▶ **Task details**
Before you finish, make sure every line below has been written out exactly.

▶ **Available data**
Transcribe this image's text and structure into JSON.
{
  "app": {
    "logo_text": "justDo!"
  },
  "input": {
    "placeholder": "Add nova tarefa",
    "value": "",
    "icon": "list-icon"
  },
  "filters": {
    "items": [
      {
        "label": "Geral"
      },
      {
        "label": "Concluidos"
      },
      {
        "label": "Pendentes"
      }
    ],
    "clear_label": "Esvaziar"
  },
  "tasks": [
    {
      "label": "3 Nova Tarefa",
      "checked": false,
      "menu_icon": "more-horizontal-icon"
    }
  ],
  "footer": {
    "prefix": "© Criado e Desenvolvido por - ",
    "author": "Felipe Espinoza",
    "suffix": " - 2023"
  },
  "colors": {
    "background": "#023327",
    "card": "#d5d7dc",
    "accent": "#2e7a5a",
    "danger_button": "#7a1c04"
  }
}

▶ **Response for this exercise**
Transcribe this image's text and structure into JSON.
{
  "app": {
    "logo_text": "justDo!"
  },
  "input": {
    "placeholder": "Add nova tarefa",
    "value": "",
    "icon": "list-icon"
  },
  "filters": {
    "items": [
      {
        "label": "Geral"
      },
      {
        "label": "Concluidos"
      },
      {
        "label": "Pendentes"
      }
    ],
    "clear_label": "Esvaziar"
  },
  "tasks": [
    {
      "label": "3 Nova Tarefa",
      "checked": false,
      "menu_icon": "more-horizontal-icon"
    }
  ],
  "footer": {
    "prefix": "© Criado e Desenvolvido por - ",
    "author": "Felipe Espinoza",
    "suffix": " - 2023"
  },
  "colors": {
    "background": "#023327",
    "card": "#d5d7dc",
    "accent": "#2e7a5a",
    "danger_button": "#7a1c04"
  }
}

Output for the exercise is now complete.